[Exercise objective]
Give back the material word for word, every line included.

[Dataset records]
━━━━━━━━━━━━━━━━━━━━

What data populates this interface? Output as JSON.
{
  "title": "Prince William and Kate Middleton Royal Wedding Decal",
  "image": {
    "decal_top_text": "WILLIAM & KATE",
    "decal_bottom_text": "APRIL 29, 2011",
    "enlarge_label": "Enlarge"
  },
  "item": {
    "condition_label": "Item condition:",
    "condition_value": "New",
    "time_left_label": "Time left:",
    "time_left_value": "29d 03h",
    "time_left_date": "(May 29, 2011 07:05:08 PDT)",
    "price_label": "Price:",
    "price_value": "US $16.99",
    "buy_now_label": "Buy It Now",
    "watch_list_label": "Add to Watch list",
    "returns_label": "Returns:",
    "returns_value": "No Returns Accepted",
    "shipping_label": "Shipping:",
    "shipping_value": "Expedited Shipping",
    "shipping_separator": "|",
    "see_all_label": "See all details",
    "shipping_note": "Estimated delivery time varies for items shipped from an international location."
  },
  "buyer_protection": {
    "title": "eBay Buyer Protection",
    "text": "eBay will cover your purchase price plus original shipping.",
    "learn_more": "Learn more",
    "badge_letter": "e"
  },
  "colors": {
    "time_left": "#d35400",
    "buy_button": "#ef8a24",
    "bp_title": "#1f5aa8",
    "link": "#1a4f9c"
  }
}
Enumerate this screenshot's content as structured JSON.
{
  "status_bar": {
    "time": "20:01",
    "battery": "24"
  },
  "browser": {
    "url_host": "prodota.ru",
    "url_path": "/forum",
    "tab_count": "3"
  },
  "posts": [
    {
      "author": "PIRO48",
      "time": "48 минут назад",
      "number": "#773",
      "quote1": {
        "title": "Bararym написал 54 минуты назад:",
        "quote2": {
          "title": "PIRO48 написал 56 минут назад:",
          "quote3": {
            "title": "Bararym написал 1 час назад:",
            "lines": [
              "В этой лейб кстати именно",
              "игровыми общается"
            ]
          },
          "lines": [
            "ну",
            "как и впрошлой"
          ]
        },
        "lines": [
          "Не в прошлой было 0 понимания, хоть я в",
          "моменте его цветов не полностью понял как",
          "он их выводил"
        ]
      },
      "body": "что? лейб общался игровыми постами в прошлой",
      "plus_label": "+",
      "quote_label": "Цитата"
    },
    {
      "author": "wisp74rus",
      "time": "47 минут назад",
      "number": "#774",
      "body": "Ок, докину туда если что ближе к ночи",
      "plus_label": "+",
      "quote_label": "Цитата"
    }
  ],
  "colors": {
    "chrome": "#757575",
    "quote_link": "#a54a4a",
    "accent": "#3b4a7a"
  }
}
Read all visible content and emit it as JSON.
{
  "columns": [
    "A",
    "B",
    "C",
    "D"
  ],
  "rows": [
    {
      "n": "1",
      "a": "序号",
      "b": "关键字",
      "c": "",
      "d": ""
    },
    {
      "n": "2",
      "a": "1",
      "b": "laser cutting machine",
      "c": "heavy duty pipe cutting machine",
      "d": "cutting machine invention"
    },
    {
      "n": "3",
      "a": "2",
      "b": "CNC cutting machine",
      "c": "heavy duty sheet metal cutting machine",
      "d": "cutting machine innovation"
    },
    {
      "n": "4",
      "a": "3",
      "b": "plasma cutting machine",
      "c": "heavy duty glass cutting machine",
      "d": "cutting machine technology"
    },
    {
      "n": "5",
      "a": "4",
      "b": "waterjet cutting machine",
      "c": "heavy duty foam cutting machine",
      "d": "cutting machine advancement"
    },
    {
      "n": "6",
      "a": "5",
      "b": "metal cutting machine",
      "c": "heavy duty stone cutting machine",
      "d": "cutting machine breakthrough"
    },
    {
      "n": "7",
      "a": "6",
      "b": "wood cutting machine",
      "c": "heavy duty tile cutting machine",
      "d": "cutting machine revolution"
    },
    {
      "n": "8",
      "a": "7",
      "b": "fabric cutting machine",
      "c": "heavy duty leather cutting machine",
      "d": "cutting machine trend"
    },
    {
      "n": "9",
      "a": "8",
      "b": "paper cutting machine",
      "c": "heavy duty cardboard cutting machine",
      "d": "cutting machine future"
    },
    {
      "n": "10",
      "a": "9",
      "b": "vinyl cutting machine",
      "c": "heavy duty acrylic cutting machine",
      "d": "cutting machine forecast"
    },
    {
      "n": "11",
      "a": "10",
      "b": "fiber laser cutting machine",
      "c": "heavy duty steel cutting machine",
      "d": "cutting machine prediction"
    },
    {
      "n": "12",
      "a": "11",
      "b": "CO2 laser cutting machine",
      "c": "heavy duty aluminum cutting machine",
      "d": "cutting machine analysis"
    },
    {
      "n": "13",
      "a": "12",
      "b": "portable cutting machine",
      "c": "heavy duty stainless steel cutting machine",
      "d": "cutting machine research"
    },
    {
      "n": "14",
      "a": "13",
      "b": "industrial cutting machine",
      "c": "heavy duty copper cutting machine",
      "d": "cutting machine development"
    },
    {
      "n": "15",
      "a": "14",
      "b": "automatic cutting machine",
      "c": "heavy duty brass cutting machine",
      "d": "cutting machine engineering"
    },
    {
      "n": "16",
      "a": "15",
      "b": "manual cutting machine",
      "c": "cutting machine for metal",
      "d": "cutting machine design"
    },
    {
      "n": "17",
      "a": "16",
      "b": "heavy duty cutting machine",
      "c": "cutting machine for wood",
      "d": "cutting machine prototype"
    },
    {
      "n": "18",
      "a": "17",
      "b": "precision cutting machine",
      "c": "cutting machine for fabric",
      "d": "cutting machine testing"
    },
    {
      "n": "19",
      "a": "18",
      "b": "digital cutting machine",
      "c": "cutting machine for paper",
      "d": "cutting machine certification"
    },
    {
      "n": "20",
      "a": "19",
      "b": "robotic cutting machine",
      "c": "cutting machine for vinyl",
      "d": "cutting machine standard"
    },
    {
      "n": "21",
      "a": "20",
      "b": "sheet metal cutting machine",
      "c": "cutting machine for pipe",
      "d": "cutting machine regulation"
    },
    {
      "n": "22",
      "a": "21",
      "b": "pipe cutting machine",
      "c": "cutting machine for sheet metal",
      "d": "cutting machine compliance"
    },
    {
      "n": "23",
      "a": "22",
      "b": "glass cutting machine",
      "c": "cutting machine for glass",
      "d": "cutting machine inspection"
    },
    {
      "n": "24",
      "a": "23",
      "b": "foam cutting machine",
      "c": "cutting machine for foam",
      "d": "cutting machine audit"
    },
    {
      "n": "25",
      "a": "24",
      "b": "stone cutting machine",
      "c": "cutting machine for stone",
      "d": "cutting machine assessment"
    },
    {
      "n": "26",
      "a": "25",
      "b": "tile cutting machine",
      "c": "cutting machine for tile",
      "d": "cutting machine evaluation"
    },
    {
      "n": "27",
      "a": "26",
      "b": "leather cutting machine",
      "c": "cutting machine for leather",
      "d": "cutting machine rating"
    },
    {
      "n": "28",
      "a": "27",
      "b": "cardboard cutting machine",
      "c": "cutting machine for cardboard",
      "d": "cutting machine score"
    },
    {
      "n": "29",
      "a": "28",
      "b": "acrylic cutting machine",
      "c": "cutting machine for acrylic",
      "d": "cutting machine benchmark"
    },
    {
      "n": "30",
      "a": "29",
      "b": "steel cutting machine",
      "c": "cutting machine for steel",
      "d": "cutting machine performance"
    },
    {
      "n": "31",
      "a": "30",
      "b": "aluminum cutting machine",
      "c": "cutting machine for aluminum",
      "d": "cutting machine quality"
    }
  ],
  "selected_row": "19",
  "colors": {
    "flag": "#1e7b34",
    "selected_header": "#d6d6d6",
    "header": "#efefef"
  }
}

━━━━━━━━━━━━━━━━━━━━

[Exercise response]
What data populates this interface? Output as JSON.
{
  "title": "Prince William and Kate Middleton Royal Wedding Decal",
  "image": {
    "decal_top_text": "WILLIAM & KATE",
    "decal_bottom_text": "APRIL 29, 2011",
    "enlarge_label": "Enlarge"
  },
  "item": {
    "condition_label": "Item condition:",
    "condition_value": "New",
    "time_left_label": "Time left:",
    "time_left_value": "29d 03h",
    "time_left_date": "(May 29, 2011 07:05:08 PDT)",
    "price_label": "Price:",
    "price_value": "US $16.99",
    "buy_now_label": "Buy It Now",
    "watch_list_label": "Add to Watch list",
    "returns_label": "Returns:",
    "returns_value": "No Returns Accepted",
    "shipping_label": "Shipping:",
    "shipping_value": "Expedited Shipping",
    "shipping_separator": "|",
    "see_all_label": "See all details",
    "shipping_note": "Estimated delivery time varies for items shipped from an international location."
  },
  "buyer_protection": {
    "title": "eBay Buyer Protection",
    "text": "eBay will cover your purchase price plus original shipping.",
    "learn_more": "Learn more",
    "badge_letter": "e"
  },
  "colors": {
    "time_left": "#d35400",
    "buy_button": "#ef8a24",
    "bp_title": "#1f5aa8",
    "link": "#1a4f9c"
  }
}
Enumerate this screenshot's content as structured JSON.
{
  "status_bar": {
    "time": "20:01",
    "battery": "24"
  },
  "browser": {
    "url_host": "prodota.ru",
    "url_path": "/forum",
    "tab_count": "3"
  },
  "posts": [
    {
      "author": "PIRO48",
      "time": "48 минут назад",
      "number": "#773",
      "quote1": {
        "title": "Bararym написал 54 минуты назад:",
        "quote2": {
          "title": "PIRO48 написал 56 минут назад:",
          "quote3": {
            "title": "Bararym написал 1 час назад:",
            "lines": [
              "В этой лейб кстати именно",
              "игровыми общается"
            ]
          },
          "lines": [
            "ну",
            "как и впрошлой"
          ]
        },
        "lines": [
          "Не в прошлой было 0 понимания, хоть я в",
          "моменте его цветов не полностью понял как",
          "он их выводил"
        ]
      },
      "body": "что? лейб общался игровыми постами в прошлой",
      "plus_label": "+",
      "quote_label": "Цитата"
    },
    {
      "author": "wisp74rus",
      "time": "47 минут назад",
      "number": "#774",
      "body": "Ок, докину туда если что ближе к ночи",
      "plus_label": "+",
      "quote_label": "Цитата"
    }
  ],
  "colors": {
    "chrome": "#757575",
    "quote_link": "#a54a4a",
    "accent": "#3b4a7a"
  }
}
Read all visible content and emit it as JSON.
{
  "columns": [
    "A",
    "B",
    "C",
    "D"
  ],
  "rows": [
    {
      "n": "1",
      "a": "序号",
      "b": "关键字",
      "c": "",
      "d": ""
    },
    {
      "n": "2",
      "a": "1",
      "b": "laser cutting machine",
      "c": "heavy duty pipe cutting machine",
      "d": "cutting machine invention"
    },
    {
      "n": "3",
      "a": "2",
      "b": "CNC cutting machine",
      "c": "heavy duty sheet metal cutting machine",
      "d": "cutting machine innovation"
    },
    {
      "n": "4",
      "a": "3",
      "b": "plasma cutting machine",
      "c": "heavy duty glass cutting machine",
      "d": "cutting machine technology"
    },
    {
      "n": "5",
      "a": "4",
      "b": "waterjet cutting machine",
      "c": "heavy duty foam cutting machine",
      "d": "cutting machine advancement"
    },
    {
      "n": "6",
      "a": "5",
      "b": "metal cutting machine",
      "c": "heavy duty stone cutting machine",
      "d": "cutting machine breakthrough"
    },
    {
      "n": "7",
      "a": "6",
      "b": "wood cutting machine",
      "c": "heavy duty tile cutting machine",
      "d": "cutting machine revolution"
    },
    {
      "n": "8",
      "a": "7",
      "b": "fabric cutting machine",
      "c": "heavy duty leather cutting machine",
      "d": "cutting machine trend"
    },
    {
      "n": "9",
      "a": "8",
      "b": "paper cutting machine",
      "c": "heavy duty cardboard cutting machine",
      "d": "cutting machine future"
    },
    {
      "n": "10",
      "a": "9",
      "b": "vinyl cutting machine",
      "c": "heavy duty acrylic cutting machine",
      "d": "cutting machine forecast"
    },
    {
      "n": "11",
      "a": "10",
      "b": "fiber laser cutting machine",
      "c": "heavy duty steel cutting machine",
      "d": "cutting machine prediction"
    },
    {
      "n": "12",
      "a": "11",
      "b": "CO2 laser cutting machine",
      "c": "heavy duty aluminum cutting machine",
      "d": "cutting machine analysis"
    },
    {
      "n": "13",
      "a": "12",
      "b": "portable cutting machine",
      "c": "heavy duty stainless steel cutting machine",
      "d": "cutting machine research"
    },
    {
      "n": "14",
      "a": "13",
      "b": "industrial cutting machine",
      "c": "heavy duty copper cutting machine",
      "d": "cutting machine development"
    },
    {
      "n": "15",
      "a": "14",
      "b": "automatic cutting machine",
      "c": "heavy duty brass cutting machine",
      "d": "cutting machine engineering"
    },
    {
      "n": "16",
      "a": "15",
      "b": "manual cutting machine",
      "c": "cutting machine for metal",
      "d": "cutting machine design"
    },
    {
      "n": "17",
      "a": "16",
      "b": "heavy duty cutting machine",
      "c": "cutting machine for wood",
      "d": "cutting machine prototype"
    },
    {
      "n": "18",
      "a": "17",
      "b": "precision cutting machine",
      "c": "cutting machine for fabric",
      "d": "cutting machine testing"
    },
    {
      "n": "19",
      "a": "18",
      "b": "digital cutting machine",
      "c": "cutting machine for paper",
      "d": "cutting machine certification"
    },
    {
      "n": "20",
      "a": "19",
      "b": "robotic cutting machine",
      "c": "cutting machine for vinyl",
      "d": "cutting machine standard"
    },
    {
      "n": "21",
      "a": "20",
      "b": "sheet metal cutting machine",
      "c": "cutting machine for pipe",
      "d": "cutting machine regulation"
    },
    {
      "n": "22",
      "a": "21",
      "b": "pipe cutting machine",
      "c": "cutting machine for sheet metal",
      "d": "cutting machine compliance"
    },
    {
      "n": "23",
      "a": "22",
      "b": "glass cutting machine",
      "c": "cutting machine for glass",
      "d": "cutting machine inspection"
    },
    {
      "n": "24",
      "a": "23",
      "b": "foam cutting machine",
      "c": "cutting machine for foam",
      "d": "cutting machine audit"
    },
    {
      "n": "25",
      "a": "24",
      "b": "stone cutting machine",
      "c": "cutting machine for stone",
      "d": "cutting machine assessment"
    },
    {
      "n": "26",
      "a": "25",
      "b": "tile cutting machine",
      "c": "cutting machine for tile",
      "d": "cutting machine evaluation"
    },
    {
      "n": "27",
      "a": "26",
      "b": "leather cutting machine",
      "c": "cutting machine for leather",
      "d": "cutting machine rating"
    },
    {
      "n": "28",
      "a": "27",
      "b": "cardboard cutting machine",
      "c": "cutting machine for cardboard",
      "d": "cutting machine score"
    },
    {
      "n": "29",
      "a": "28",
      "b": "acrylic cutting machine",
      "c": "cutting machine for acrylic",
      "d": "cutting machine benchmark"
    },
    {
      "n": "30",
      "a": "29",
      "b": "steel cutting machine",
      "c": "cutting machine for steel",
      "d": "cutting machine performance"
    },
    {
      "n": "31",
      "a": "30",
      "b": "aluminum cutting machine",
      "c": "cutting machine for aluminum",
      "d": "cutting machine quality"
    }
  ],
  "selected_row": "19",
  "colors": {
    "flag": "#1e7b34",
    "selected_header": "#d6d6d6",
    "header": "#efefef"
  }
}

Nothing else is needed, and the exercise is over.